*Activity:* A line qualifies if it holds the string "Select". Copy every qualifying line from the records.

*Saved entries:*
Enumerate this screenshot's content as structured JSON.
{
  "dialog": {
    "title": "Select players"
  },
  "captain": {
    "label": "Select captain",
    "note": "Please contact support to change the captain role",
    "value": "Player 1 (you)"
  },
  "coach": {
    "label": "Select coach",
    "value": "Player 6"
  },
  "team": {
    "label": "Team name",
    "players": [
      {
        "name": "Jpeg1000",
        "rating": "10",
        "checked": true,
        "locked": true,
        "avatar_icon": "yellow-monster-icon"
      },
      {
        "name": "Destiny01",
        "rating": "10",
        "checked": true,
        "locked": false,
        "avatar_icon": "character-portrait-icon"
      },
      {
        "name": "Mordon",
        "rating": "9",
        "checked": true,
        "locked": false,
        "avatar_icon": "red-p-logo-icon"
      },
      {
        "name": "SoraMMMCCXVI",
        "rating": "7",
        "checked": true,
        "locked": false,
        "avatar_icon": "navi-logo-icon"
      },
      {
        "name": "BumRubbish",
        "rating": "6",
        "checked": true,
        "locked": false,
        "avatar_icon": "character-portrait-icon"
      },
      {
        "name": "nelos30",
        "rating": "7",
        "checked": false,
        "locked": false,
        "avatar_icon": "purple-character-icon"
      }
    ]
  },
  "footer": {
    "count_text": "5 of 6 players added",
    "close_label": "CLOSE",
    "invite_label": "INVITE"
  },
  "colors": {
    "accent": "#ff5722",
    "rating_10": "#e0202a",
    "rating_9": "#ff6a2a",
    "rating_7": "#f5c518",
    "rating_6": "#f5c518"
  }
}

*Output for this task:*
    "title": "Select players"
    "label": "Select captain",
    "label": "Select coach",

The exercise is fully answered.